Bases, stages and ‘working your way up’: young people's talk about non-coital practices and ‘normal’ sexual trajectories

Lewis, R. , Marston, C. and Wellings, K. (2013) Bases, stages and ‘working your way up’: young people's talk about non-coital practices and ‘normal’ sexual trajectories. Sociological Research Online, 18(1), pp. 1-9. (doi: 10.5153/sro.2842)

Full text not currently available from Enlighten.

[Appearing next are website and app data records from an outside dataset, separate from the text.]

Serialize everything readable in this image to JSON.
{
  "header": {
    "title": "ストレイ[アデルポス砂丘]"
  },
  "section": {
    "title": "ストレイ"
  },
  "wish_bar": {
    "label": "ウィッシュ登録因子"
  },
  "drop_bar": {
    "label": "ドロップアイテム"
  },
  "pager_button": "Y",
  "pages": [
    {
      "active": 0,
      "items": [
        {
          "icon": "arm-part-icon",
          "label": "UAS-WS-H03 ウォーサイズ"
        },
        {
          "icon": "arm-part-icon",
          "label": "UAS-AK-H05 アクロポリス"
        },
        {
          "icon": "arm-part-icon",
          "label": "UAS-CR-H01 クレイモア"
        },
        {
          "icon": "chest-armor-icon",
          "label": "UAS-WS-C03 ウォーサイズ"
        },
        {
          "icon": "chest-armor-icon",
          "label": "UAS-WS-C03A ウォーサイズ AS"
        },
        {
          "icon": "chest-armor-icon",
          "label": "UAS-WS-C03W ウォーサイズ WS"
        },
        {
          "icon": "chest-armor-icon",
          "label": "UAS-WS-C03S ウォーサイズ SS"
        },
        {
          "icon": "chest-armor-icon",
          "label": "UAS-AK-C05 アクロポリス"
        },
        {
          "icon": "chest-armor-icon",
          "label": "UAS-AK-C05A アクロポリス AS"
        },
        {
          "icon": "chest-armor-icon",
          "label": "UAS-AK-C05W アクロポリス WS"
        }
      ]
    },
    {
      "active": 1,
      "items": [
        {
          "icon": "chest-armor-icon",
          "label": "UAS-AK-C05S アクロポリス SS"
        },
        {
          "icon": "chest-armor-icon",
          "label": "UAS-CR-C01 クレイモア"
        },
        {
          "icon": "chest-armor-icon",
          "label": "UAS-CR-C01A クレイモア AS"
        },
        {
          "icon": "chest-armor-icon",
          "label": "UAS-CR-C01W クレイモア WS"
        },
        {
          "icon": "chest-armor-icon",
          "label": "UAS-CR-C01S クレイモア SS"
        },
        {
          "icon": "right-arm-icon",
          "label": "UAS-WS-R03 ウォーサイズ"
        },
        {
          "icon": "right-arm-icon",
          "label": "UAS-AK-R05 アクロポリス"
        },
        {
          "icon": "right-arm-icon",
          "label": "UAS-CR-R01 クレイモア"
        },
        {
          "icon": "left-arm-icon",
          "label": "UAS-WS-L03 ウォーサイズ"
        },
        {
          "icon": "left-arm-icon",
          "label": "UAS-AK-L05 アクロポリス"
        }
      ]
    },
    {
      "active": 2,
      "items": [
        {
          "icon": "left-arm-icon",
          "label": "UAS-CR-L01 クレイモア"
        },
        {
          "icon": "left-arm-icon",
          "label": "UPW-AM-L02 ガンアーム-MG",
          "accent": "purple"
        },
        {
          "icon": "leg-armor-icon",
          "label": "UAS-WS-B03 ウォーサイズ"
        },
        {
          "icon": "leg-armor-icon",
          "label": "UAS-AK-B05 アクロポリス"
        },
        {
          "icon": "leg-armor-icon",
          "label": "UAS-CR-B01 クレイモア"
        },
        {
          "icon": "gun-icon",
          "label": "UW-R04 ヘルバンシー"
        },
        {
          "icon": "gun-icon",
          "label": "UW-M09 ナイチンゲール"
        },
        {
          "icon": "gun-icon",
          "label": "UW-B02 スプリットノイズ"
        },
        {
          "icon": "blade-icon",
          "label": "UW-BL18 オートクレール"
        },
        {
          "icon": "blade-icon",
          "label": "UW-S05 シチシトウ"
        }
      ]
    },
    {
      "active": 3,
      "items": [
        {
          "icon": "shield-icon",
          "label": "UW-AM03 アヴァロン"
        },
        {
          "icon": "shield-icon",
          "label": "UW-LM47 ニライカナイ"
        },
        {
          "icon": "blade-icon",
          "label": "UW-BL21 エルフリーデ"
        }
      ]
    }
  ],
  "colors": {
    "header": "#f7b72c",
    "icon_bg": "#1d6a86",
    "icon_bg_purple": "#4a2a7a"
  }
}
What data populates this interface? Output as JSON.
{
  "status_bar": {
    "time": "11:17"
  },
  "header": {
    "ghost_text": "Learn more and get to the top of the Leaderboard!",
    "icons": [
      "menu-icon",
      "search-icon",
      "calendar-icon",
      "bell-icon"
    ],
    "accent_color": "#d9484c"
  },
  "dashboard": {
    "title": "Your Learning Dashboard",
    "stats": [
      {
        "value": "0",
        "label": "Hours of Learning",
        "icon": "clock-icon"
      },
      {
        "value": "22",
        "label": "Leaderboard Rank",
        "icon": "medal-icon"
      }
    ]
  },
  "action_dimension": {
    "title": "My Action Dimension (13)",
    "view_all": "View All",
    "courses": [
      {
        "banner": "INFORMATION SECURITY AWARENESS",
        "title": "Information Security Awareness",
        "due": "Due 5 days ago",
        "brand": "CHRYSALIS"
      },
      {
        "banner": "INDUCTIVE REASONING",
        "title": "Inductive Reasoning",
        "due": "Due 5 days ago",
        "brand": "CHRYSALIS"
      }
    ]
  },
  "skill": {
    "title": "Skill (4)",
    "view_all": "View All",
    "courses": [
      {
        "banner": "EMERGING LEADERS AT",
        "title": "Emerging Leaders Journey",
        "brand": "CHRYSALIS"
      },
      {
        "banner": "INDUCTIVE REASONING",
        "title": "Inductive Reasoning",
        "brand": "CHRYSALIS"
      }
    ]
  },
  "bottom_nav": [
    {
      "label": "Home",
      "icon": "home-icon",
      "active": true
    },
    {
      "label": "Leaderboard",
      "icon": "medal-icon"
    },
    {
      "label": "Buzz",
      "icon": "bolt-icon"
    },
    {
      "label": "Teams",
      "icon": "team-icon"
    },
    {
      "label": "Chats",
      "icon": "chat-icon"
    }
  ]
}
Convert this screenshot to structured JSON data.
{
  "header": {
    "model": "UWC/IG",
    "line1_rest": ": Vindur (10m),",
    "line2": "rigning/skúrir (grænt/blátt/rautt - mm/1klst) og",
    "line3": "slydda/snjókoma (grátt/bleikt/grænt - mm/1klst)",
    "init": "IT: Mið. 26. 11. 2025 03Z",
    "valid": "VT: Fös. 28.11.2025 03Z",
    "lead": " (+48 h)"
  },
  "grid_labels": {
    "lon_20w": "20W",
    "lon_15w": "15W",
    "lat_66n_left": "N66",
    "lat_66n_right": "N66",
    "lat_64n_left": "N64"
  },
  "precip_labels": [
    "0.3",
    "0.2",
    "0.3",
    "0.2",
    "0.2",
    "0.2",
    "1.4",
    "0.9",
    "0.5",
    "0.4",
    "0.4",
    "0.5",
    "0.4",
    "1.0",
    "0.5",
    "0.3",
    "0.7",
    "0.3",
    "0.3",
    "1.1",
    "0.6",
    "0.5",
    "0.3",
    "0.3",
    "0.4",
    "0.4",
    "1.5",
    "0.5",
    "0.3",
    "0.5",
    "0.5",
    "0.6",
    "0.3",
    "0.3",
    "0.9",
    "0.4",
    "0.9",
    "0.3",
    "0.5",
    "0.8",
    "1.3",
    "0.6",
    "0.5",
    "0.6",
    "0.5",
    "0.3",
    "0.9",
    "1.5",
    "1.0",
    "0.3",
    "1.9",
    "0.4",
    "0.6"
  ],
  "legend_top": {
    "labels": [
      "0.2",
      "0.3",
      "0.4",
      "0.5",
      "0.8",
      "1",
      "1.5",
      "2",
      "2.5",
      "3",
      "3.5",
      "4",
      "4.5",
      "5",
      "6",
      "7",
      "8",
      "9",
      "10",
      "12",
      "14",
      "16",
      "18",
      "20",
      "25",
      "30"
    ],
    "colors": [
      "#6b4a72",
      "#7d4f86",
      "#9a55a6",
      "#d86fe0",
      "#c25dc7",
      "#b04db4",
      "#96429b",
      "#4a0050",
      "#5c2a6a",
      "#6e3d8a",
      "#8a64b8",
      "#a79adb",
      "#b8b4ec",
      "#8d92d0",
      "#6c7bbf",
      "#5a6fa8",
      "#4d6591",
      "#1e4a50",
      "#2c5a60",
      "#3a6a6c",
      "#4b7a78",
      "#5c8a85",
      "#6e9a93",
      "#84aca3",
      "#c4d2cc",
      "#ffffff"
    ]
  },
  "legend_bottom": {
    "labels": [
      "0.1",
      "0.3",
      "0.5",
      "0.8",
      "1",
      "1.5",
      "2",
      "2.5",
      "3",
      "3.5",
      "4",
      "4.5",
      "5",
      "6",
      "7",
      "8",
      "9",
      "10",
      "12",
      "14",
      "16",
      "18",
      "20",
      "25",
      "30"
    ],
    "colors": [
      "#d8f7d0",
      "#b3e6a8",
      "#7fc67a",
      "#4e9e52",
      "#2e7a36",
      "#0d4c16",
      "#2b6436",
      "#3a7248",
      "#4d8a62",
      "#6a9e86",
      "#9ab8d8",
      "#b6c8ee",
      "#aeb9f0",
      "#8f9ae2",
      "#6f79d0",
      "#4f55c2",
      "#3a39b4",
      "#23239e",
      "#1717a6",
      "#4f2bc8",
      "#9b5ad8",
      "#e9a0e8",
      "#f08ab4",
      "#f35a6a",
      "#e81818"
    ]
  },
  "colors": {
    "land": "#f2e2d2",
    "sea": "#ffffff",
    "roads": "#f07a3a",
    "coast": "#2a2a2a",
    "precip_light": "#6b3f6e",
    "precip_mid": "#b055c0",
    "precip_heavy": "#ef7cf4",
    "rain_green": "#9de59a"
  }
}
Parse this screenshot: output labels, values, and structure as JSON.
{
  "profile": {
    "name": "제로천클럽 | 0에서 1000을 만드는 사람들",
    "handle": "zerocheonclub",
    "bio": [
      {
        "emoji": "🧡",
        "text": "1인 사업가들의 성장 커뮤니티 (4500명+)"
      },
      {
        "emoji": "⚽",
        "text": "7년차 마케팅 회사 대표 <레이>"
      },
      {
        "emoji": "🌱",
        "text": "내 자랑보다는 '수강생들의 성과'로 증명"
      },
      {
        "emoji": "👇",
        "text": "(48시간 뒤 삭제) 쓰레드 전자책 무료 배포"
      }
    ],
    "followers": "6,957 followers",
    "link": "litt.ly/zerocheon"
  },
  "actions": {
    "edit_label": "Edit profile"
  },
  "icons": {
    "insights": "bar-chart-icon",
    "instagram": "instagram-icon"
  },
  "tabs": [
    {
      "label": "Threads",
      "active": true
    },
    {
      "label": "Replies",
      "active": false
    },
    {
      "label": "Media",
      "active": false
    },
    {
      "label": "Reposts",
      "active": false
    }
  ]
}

While the symbolic importance of ‘losing your virginity’ has been described in many settings, meanings of non-coital sexual experiences, such as oral sex and hand-genital contact, are often missing from theorisation of sexual transitions. Drawing on data from a qualitative mixed methods study with young people aged 16-18 in England (the ‘sixteen18 project’), we explore normative expectations about non-coital sex and sexual trajectories. Our study demonstrates how gendered talk about a ‘normal order’ of non-coital sexual activities ‘leading to’ vaginal intercourse contributes to a heteronormative discourse shaping sexual narratives and experiences long before first vaginal intercourse. Pre-coital sexual experiences were accounted for in terms of providing an opportunity for young men to develop and demonstrate sexual skill, for young women to be prepared for penetration by a penis and to learn to enjoy partnered sexual encounters, and for both sexes to develop the emotional intimacy required for first vaginal intercourse in a relationship. Prior to ‘having sex’, young people's talk about, and experience of, non-coital sexual activities helps circulate ideas about what ‘proper’ sex is, which sexual practices are valued and why, which skills are required and by whom, and whose pleasure is prioritised. If sexual health programmes are to challenge gendered inequalities in dominant assumptions about sex, non-coital sexual activities should be viewed as a legitimate area for discussion.

Item Type:Articles
Glasgow Author(s) Enlighten ID:Lewis, Dr Ruth
Authors: Lewis, R., Marston, C., and Wellings, K.
College/School:College of Medical Veterinary and Life Sciences > School of Health & Wellbeing > MRC/CSO SPHSU
Journal Name:Sociological Research Online
ISSN (Online):1360-7804

University Staff: Request a correction | Enlighten Editors: Update this record